* _Data provided_
-----

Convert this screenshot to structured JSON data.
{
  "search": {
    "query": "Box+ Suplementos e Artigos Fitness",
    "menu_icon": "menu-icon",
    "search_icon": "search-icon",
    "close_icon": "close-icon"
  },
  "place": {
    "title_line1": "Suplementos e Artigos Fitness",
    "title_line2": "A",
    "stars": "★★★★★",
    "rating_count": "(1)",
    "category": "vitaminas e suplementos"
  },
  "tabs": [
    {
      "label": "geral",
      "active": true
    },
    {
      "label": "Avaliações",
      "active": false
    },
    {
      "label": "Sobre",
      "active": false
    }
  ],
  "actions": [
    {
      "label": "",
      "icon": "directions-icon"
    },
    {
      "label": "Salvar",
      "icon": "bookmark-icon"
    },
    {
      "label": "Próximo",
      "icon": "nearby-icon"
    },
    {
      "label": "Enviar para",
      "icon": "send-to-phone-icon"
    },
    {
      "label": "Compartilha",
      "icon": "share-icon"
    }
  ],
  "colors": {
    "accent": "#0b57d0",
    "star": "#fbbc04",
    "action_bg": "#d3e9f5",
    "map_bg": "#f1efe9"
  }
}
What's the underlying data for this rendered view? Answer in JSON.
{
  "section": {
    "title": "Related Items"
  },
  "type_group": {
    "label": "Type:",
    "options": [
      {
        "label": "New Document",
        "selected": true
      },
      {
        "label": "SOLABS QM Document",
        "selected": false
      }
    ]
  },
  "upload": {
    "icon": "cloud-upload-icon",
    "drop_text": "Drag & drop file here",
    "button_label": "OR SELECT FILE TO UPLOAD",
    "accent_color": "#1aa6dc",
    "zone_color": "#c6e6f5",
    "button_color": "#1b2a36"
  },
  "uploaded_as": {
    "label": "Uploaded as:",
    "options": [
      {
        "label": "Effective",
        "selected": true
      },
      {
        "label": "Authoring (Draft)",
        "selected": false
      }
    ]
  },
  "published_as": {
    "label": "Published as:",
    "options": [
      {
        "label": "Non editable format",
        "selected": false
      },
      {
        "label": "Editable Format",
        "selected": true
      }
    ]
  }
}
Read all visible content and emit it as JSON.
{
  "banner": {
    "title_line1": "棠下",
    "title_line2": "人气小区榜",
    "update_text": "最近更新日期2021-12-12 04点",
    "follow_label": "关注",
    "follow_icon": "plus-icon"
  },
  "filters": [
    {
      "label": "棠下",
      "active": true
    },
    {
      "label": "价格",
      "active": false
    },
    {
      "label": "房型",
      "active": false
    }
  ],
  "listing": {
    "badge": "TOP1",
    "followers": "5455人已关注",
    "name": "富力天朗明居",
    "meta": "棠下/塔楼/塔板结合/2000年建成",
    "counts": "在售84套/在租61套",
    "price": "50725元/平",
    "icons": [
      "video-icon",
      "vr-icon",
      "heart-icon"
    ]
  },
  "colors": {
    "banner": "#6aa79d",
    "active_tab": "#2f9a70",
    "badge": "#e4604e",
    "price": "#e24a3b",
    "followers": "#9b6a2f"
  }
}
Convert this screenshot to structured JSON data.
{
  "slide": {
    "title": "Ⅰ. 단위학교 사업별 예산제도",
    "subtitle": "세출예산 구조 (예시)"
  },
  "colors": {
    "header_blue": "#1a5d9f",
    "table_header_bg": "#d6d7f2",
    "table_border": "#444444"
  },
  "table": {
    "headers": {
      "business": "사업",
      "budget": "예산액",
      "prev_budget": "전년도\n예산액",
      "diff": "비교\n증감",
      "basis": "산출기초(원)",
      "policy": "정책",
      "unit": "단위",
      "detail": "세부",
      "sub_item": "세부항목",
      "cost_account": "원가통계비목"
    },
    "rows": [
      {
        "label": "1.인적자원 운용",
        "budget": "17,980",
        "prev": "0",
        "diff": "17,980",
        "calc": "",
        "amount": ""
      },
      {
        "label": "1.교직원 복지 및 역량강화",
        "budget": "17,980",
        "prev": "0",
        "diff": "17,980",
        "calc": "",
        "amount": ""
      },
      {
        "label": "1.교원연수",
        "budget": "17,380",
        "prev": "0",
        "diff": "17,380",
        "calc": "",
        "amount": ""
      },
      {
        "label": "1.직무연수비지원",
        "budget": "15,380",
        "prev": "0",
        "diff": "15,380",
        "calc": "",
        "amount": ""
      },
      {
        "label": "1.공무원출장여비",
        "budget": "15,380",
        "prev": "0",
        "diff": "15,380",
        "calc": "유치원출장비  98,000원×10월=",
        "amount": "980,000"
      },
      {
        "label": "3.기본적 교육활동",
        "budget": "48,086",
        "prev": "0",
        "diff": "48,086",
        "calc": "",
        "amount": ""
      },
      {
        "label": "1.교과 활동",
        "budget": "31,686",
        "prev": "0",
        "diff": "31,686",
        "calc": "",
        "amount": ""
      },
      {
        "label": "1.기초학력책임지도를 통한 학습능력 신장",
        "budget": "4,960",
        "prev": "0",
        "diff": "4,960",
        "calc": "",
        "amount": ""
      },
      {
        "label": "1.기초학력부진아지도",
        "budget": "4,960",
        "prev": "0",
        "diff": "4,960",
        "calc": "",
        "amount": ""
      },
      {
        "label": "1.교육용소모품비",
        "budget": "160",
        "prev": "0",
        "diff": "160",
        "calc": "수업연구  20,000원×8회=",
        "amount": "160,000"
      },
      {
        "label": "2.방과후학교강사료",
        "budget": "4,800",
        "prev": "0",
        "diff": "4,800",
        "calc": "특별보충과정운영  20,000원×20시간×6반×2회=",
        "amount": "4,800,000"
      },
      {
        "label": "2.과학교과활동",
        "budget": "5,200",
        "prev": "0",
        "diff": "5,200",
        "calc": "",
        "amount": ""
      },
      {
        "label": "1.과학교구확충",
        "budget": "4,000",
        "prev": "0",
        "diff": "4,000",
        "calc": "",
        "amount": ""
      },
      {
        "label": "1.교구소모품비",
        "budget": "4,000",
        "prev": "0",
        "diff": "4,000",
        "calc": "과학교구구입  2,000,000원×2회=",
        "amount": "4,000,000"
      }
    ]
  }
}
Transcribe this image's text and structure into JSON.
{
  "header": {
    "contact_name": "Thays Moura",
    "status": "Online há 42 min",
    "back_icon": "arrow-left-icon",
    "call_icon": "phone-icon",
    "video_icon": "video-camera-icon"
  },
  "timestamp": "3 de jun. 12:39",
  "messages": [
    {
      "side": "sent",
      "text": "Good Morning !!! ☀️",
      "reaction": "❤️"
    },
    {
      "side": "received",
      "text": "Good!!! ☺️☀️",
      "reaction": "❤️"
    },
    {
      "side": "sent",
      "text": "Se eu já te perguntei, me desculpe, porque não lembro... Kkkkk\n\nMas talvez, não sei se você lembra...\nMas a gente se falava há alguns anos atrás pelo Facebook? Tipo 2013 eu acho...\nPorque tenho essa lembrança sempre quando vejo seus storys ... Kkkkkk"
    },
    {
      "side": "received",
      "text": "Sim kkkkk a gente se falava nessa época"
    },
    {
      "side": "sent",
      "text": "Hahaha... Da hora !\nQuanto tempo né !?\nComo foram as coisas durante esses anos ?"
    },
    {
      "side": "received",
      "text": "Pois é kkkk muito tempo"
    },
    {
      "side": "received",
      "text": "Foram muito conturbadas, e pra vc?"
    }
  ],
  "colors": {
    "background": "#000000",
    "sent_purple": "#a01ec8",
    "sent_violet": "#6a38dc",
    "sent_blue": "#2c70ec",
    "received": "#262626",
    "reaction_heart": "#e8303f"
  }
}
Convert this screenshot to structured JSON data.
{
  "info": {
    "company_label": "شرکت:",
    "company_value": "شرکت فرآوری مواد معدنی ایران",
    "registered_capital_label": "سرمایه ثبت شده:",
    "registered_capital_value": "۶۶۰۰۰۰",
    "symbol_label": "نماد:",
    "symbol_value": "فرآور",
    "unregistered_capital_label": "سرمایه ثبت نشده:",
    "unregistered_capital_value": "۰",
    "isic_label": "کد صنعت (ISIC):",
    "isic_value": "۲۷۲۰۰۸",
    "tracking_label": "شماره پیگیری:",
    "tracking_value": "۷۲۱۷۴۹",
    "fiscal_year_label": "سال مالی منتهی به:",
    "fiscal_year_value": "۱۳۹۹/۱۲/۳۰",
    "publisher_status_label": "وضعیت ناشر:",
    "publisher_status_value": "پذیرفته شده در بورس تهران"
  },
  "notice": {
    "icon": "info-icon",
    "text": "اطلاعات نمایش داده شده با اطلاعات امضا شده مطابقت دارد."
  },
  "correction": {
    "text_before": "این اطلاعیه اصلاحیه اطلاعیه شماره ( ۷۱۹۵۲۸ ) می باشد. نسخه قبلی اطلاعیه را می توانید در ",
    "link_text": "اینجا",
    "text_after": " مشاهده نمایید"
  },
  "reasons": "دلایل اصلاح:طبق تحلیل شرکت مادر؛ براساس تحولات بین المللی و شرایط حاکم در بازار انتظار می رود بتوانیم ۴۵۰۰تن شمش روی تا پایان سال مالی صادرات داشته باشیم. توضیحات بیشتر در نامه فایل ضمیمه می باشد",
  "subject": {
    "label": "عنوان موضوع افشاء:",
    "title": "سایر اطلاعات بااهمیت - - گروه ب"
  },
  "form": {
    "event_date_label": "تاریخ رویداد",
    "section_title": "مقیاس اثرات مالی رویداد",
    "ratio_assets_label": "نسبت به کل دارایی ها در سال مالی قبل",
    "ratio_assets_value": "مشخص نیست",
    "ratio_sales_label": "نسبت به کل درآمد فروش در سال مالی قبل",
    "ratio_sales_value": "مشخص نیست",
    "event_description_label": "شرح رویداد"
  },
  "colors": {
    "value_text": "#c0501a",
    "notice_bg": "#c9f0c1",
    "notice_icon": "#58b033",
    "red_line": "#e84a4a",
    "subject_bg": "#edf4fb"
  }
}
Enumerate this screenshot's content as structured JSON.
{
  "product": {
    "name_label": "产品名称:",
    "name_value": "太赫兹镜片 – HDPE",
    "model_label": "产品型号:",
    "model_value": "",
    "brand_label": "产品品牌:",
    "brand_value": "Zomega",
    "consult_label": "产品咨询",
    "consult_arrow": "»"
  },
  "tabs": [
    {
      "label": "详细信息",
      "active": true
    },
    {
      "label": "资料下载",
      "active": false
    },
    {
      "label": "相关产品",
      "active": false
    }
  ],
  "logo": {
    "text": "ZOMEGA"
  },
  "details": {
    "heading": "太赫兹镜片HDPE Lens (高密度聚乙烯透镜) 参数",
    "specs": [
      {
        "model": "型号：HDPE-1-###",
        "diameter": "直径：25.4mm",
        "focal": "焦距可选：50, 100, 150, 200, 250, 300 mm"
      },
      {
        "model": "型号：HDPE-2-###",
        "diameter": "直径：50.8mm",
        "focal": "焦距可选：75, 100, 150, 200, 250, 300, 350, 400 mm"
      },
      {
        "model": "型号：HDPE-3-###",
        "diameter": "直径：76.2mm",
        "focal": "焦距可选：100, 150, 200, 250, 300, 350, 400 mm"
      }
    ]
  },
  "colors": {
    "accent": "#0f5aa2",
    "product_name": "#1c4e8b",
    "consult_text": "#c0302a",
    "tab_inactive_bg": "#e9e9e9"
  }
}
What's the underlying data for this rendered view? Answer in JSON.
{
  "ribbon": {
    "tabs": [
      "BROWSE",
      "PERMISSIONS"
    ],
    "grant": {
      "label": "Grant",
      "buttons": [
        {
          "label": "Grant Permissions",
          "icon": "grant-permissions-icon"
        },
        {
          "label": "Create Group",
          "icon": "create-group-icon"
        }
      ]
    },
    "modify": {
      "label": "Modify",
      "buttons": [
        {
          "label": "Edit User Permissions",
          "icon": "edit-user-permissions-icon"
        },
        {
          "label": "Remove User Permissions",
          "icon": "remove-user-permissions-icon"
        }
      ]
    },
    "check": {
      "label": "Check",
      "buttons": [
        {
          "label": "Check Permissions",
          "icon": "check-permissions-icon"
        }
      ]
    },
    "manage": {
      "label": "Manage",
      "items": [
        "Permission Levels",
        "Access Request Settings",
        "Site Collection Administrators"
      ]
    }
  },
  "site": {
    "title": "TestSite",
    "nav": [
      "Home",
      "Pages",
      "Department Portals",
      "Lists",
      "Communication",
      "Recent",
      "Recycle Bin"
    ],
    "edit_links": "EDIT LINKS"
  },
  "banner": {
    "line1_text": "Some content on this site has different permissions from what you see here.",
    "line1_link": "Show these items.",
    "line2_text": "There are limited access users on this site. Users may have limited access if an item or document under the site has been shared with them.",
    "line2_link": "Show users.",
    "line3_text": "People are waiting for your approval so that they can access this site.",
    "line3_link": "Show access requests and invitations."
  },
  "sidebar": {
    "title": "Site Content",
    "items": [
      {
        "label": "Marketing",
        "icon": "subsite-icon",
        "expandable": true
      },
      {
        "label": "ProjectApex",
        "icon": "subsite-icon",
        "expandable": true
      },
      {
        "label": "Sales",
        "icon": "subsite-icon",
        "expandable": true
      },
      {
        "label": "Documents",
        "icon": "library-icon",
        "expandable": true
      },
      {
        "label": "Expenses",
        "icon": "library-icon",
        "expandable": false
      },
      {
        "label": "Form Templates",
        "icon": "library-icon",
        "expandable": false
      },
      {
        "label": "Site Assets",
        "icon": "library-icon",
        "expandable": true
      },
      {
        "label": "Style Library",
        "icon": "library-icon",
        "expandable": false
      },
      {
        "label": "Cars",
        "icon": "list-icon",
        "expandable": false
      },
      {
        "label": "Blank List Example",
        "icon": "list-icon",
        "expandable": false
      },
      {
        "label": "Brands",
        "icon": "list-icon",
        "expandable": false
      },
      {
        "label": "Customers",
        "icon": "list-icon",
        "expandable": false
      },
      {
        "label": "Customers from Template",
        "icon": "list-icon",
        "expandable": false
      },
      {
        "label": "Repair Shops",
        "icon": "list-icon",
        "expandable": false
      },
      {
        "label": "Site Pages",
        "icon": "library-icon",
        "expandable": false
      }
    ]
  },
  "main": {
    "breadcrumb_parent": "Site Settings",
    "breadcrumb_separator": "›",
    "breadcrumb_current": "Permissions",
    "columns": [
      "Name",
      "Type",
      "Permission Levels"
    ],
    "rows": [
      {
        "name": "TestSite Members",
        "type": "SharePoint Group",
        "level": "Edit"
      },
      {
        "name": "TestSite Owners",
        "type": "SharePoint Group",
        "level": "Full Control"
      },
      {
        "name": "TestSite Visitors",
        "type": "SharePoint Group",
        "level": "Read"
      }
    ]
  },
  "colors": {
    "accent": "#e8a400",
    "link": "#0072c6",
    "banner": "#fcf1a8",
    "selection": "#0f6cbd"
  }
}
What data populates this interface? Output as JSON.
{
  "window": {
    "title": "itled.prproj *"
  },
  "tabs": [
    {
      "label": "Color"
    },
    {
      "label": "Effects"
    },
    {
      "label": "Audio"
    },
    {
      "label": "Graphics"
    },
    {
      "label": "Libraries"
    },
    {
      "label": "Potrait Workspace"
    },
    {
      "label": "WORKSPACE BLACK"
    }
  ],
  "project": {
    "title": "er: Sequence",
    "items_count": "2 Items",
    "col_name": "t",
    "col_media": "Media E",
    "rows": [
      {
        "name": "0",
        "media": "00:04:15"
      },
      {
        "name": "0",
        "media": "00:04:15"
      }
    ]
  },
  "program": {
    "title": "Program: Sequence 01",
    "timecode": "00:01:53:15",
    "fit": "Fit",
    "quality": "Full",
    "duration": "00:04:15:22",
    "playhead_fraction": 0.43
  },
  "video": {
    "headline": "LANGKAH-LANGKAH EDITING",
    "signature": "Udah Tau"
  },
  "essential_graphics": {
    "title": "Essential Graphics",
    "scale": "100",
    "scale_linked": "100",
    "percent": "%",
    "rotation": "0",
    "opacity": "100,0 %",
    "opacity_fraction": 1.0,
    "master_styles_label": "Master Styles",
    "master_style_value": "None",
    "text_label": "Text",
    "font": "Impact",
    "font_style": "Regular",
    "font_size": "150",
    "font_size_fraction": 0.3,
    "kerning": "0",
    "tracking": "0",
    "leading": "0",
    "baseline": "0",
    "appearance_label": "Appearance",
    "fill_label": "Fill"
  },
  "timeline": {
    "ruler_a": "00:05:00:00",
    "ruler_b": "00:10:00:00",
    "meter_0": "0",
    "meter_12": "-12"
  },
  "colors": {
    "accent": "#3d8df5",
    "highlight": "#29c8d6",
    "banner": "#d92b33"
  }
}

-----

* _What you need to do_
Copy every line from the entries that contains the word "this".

* _Result below_
Convert this screenshot to structured JSON data.
What's the underlying data for this rendered view? Answer in JSON.
Convert this screenshot to structured JSON data.
Transcribe this image's text and structure into JSON.
Convert this screenshot to structured JSON data.
Enumerate this screenshot's content as structured JSON.
What's the underlying data for this rendered view? Answer in JSON.
    "line1_text": "Some content on this site has different permissions from what you see here.",
    "line2_text": "There are limited access users on this site. Users may have limited access if an item or document under the site has been shared with them.",
    "line3_text": "People are waiting for your approval so that they can access this site.",
What data populates this interface? Output as JSON.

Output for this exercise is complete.